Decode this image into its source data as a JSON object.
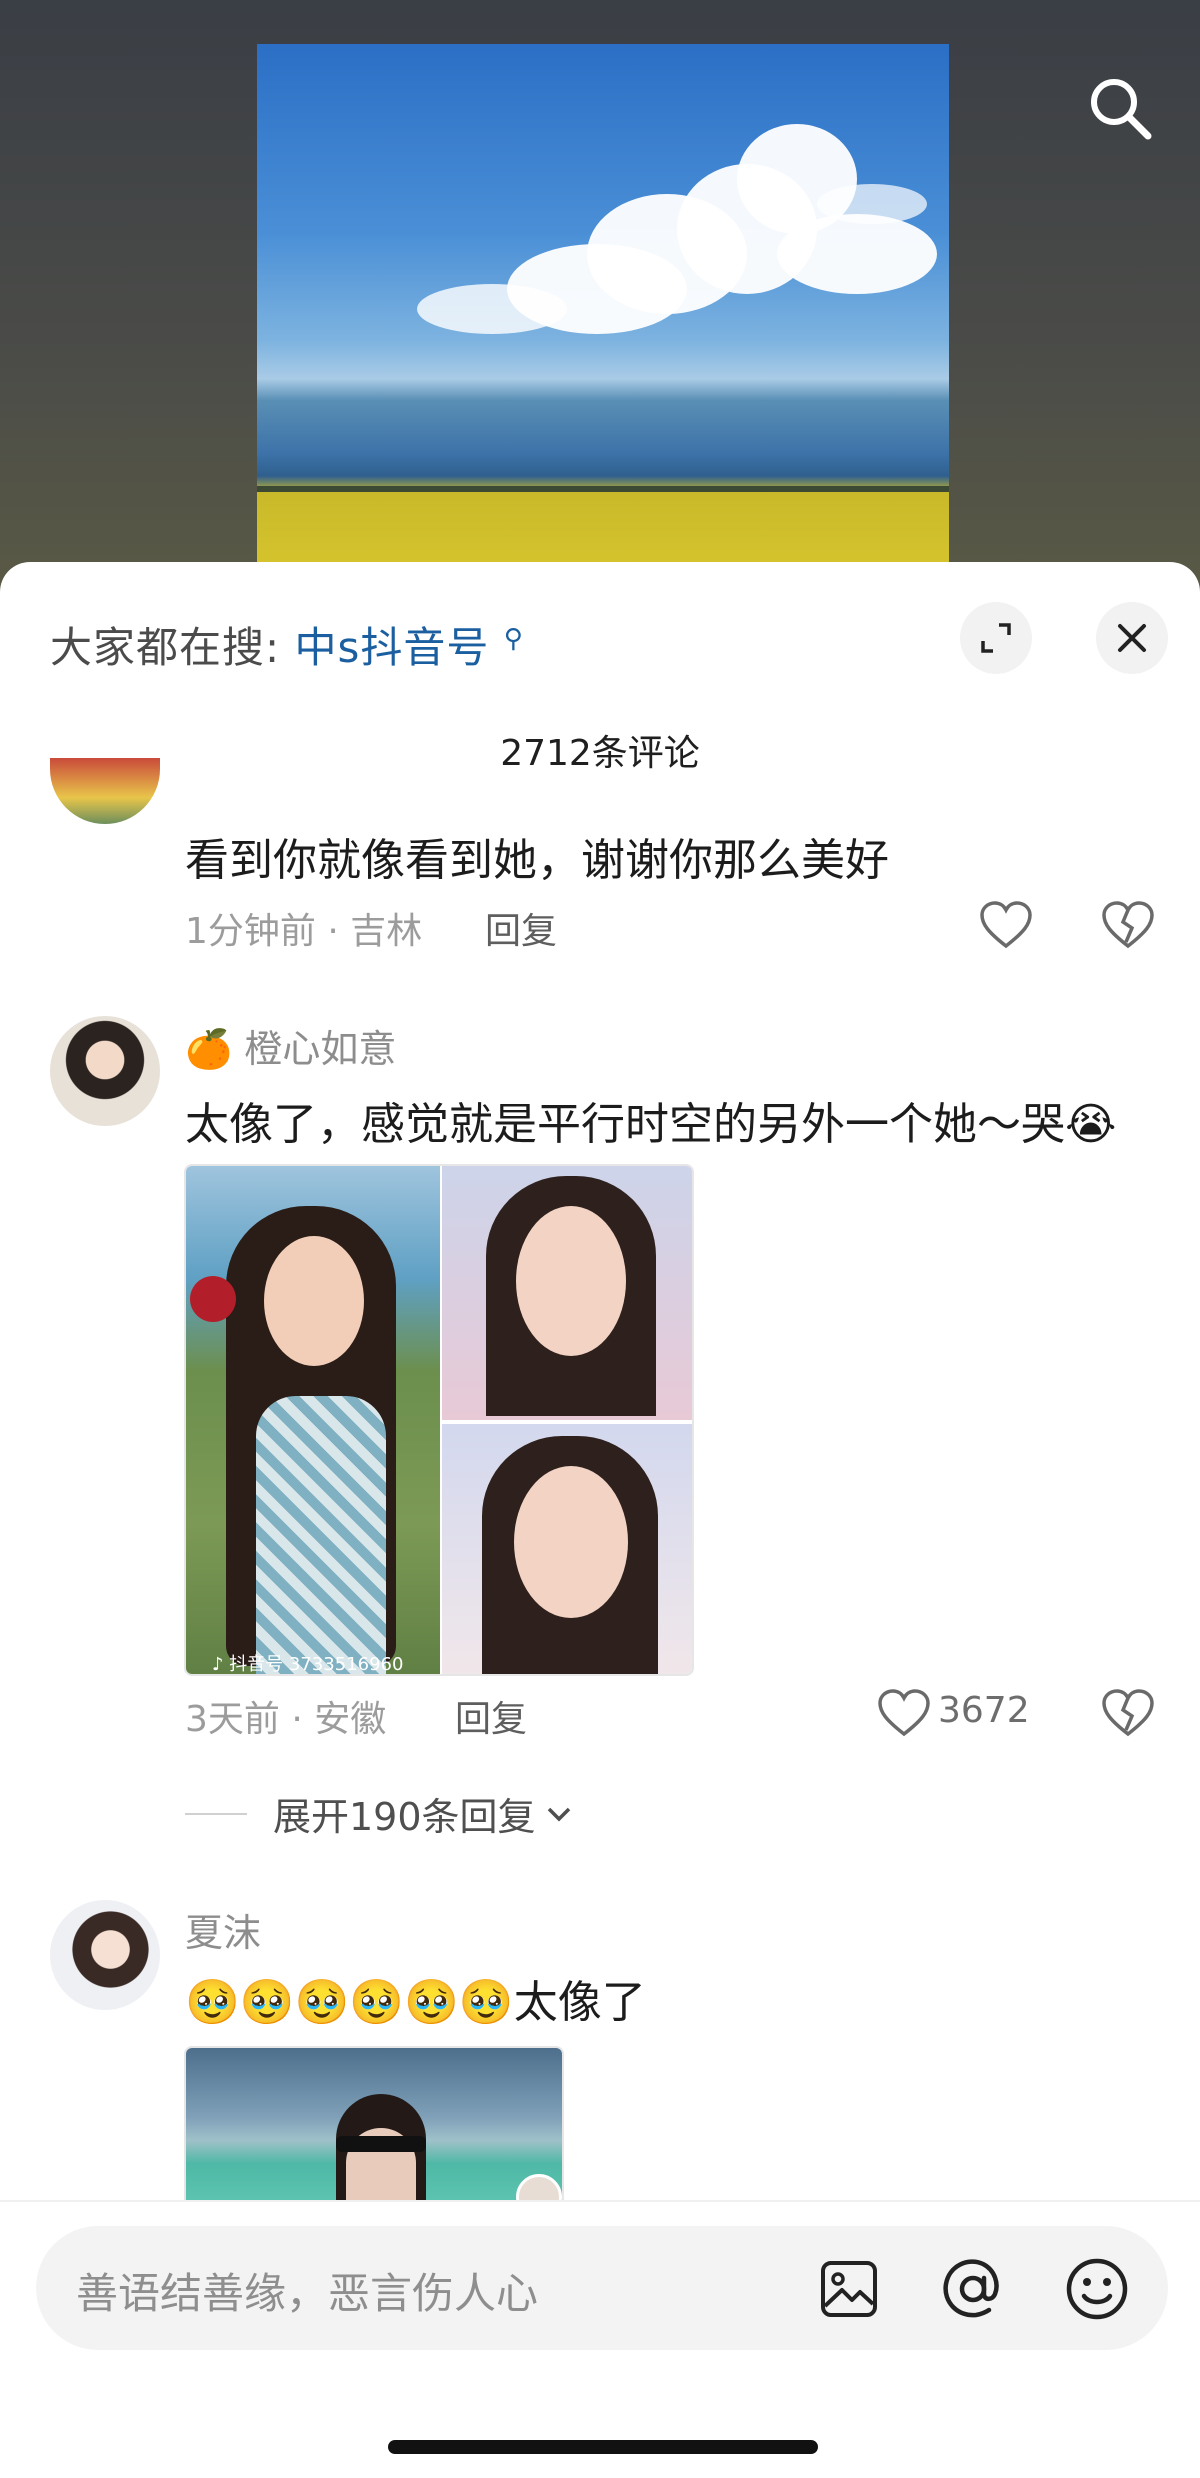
{
  "search": {
    "label": "大家都在搜:",
    "keyword": "中s抖音号"
  },
  "comments_header": {
    "count_text": "2712条评论"
  },
  "comments": [
    {
      "name": "",
      "text": "看到你就像看到她，谢谢你那么美好",
      "meta": "1分钟前 · 吉林",
      "reply_label": "回复",
      "likes": ""
    },
    {
      "name_emoji": "🍊",
      "name": "橙心如意",
      "text": "太像了，感觉就是平行时空的另外一个她～哭😭",
      "photo_watermark": "♪ 抖音号 3733516960",
      "meta": "3天前 · 安徽",
      "reply_label": "回复",
      "likes": "3672",
      "expand_label": "展开190条回复"
    },
    {
      "name": "夏沫",
      "text": "🥹🥹🥹🥹🥹🥹太像了"
    }
  ],
  "input": {
    "placeholder": "善语结善缘，恶言伤人心"
  },
  "icons": {
    "top_search": "search-icon",
    "expand": "expand-icon",
    "close": "close-icon",
    "like": "heart-icon",
    "dislike": "broken-heart-icon",
    "image": "image-icon",
    "mention": "at-icon",
    "emoji": "smile-icon",
    "expand_chevron": "chevron-down-icon"
  },
  "colors": {
    "keyword": "#1b5fa0",
    "sheet_bg": "#ffffff"
  }
}
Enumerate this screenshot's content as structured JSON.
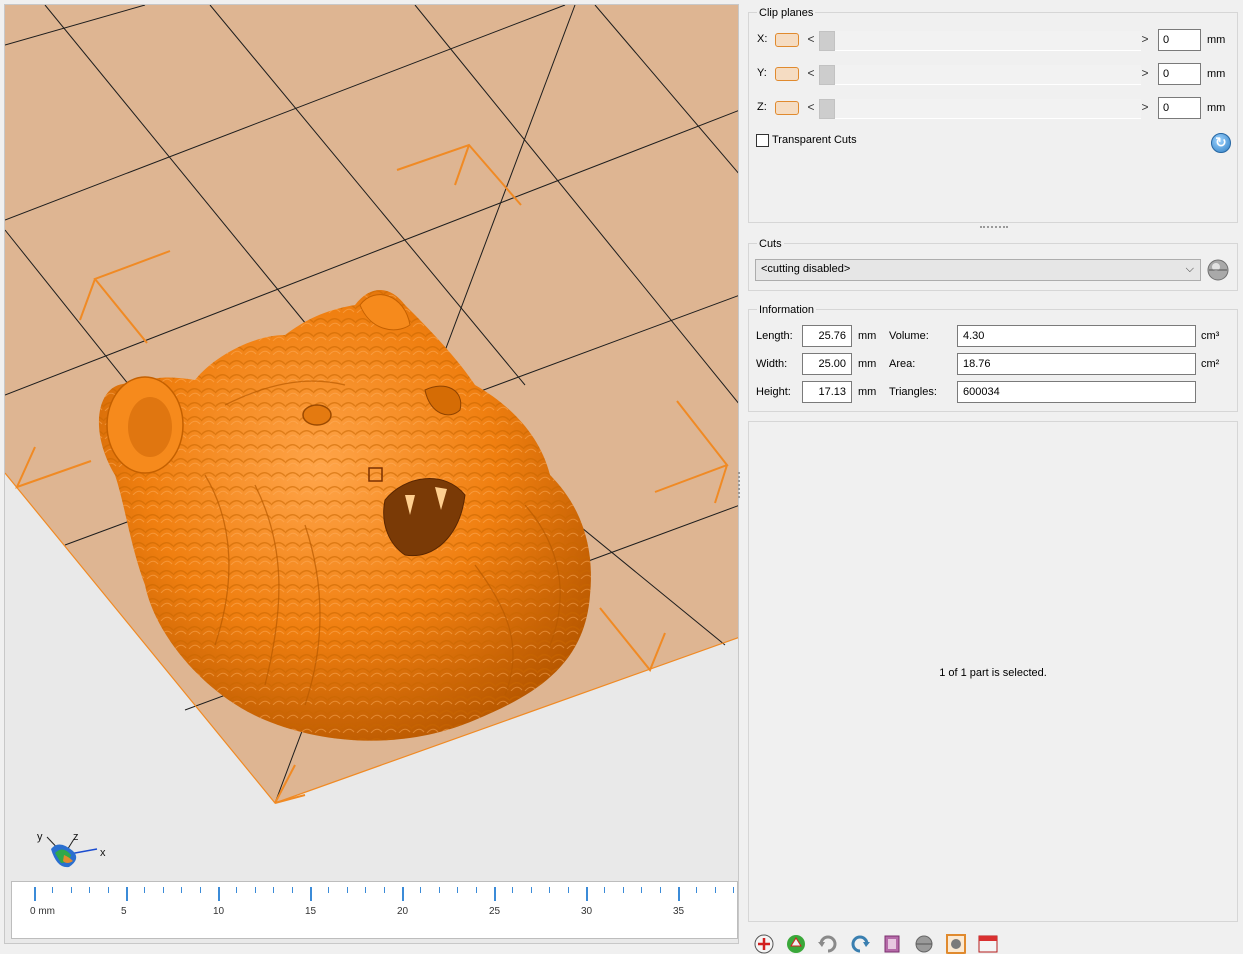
{
  "viewport": {
    "axis_labels": {
      "x": "x",
      "y": "y",
      "z": "z"
    },
    "ruler": {
      "labels": [
        {
          "value": 0,
          "text": "0 mm"
        },
        {
          "value": 5,
          "text": "5"
        },
        {
          "value": 10,
          "text": "10"
        },
        {
          "value": 15,
          "text": "15"
        },
        {
          "value": 20,
          "text": "20"
        },
        {
          "value": 25,
          "text": "25"
        },
        {
          "value": 30,
          "text": "30"
        },
        {
          "value": 35,
          "text": "35"
        }
      ]
    },
    "colors": {
      "model": "#f07f10",
      "plate": "#deb592",
      "grid_line": "#1d1d1d",
      "accent": "#f08a24"
    }
  },
  "clip_planes": {
    "title": "Clip planes",
    "rows": [
      {
        "axis": "X:",
        "value": "0",
        "unit": "mm"
      },
      {
        "axis": "Y:",
        "value": "0",
        "unit": "mm"
      },
      {
        "axis": "Z:",
        "value": "0",
        "unit": "mm"
      }
    ],
    "left_arrow": "<",
    "right_arrow": ">",
    "transparent_cuts_label": "Transparent Cuts",
    "transparent_cuts_checked": false
  },
  "cuts": {
    "title": "Cuts",
    "selected": "<cutting disabled>"
  },
  "information": {
    "title": "Information",
    "length_label": "Length:",
    "length_value": "25.76",
    "length_unit": "mm",
    "width_label": "Width:",
    "width_value": "25.00",
    "width_unit": "mm",
    "height_label": "Height:",
    "height_value": "17.13",
    "height_unit": "mm",
    "volume_label": "Volume:",
    "volume_value": "4.30",
    "volume_unit": "cm³",
    "area_label": "Area:",
    "area_value": "18.76",
    "area_unit": "cm²",
    "triangles_label": "Triangles:",
    "triangles_value": "600034"
  },
  "status": {
    "selection_text": "1 of 1 part is selected."
  },
  "toolbar": {
    "icons": [
      "add-part-icon",
      "repair-icon",
      "undo-icon",
      "redo-icon",
      "box-view-icon",
      "sphere-view-icon",
      "part-view-icon",
      "calendar-icon"
    ]
  }
}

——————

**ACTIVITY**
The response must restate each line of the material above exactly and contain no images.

**EXPECTED ANSWER**
Decode this image into its source data as a JSON object.
{
  "search": {
    "label": "大家都在搜:",
    "keyword": "中s抖音号"
  },
  "comments_header": {
    "count_text": "2712条评论"
  },
  "comments": [
    {
      "name": "",
      "text": "看到你就像看到她，谢谢你那么美好",
      "meta": "1分钟前 · 吉林",
      "reply_label": "回复",
      "likes": ""
    },
    {
      "name_emoji": "🍊",
      "name": "橙心如意",
      "text": "太像了，感觉就是平行时空的另外一个她～哭😭",
      "photo_watermark": "♪ 抖音号 3733516960",
      "meta": "3天前 · 安徽",
      "reply_label": "回复",
      "likes": "3672",
      "expand_label": "展开190条回复"
    },
    {
      "name": "夏沫",
      "text": "🥹🥹🥹🥹🥹🥹太像了"
    }
  ],
  "input": {
    "placeholder": "善语结善缘，恶言伤人心"
  },
  "icons": {
    "top_search": "search-icon",
    "expand": "expand-icon",
    "close": "close-icon",
    "like": "heart-icon",
    "dislike": "broken-heart-icon",
    "image": "image-icon",
    "mention": "at-icon",
    "emoji": "smile-icon",
    "expand_chevron": "chevron-down-icon"
  },
  "colors": {
    "keyword": "#1b5fa0",
    "sheet_bg": "#ffffff"
  }
}
Enumerate this screenshot's content as structured JSON.
{
  "viewport": {
    "axis_labels": {
      "x": "x",
      "y": "y",
      "z": "z"
    },
    "ruler": {
      "labels": [
        {
          "value": 0,
          "text": "0 mm"
        },
        {
          "value": 5,
          "text": "5"
        },
        {
          "value": 10,
          "text": "10"
        },
        {
          "value": 15,
          "text": "15"
        },
        {
          "value": 20,
          "text": "20"
        },
        {
          "value": 25,
          "text": "25"
        },
        {
          "value": 30,
          "text": "30"
        },
        {
          "value": 35,
          "text": "35"
        }
      ]
    },
    "colors": {
      "model": "#f07f10",
      "plate": "#deb592",
      "grid_line": "#1d1d1d",
      "accent": "#f08a24"
    }
  },
  "clip_planes": {
    "title": "Clip planes",
    "rows": [
      {
        "axis": "X:",
        "value": "0",
        "unit": "mm"
      },
      {
        "axis": "Y:",
        "value": "0",
        "unit": "mm"
      },
      {
        "axis": "Z:",
        "value": "0",
        "unit": "mm"
      }
    ],
    "left_arrow": "<",
    "right_arrow": ">",
    "transparent_cuts_label": "Transparent Cuts",
    "transparent_cuts_checked": false
  },
  "cuts": {
    "title": "Cuts",
    "selected": "<cutting disabled>"
  },
  "information": {
    "title": "Information",
    "length_label": "Length:",
    "length_value": "25.76",
    "length_unit": "mm",
    "width_label": "Width:",
    "width_value": "25.00",
    "width_unit": "mm",
    "height_label": "Height:",
    "height_value": "17.13",
    "height_unit": "mm",
    "volume_label": "Volume:",
    "volume_value": "4.30",
    "volume_unit": "cm³",
    "area_label": "Area:",
    "area_value": "18.76",
    "area_unit": "cm²",
    "triangles_label": "Triangles:",
    "triangles_value": "600034"
  },
  "status": {
    "selection_text": "1 of 1 part is selected."
  },
  "toolbar": {
    "icons": [
      "add-part-icon",
      "repair-icon",
      "undo-icon",
      "redo-icon",
      "box-view-icon",
      "sphere-view-icon",
      "part-view-icon",
      "calendar-icon"
    ]
  }
}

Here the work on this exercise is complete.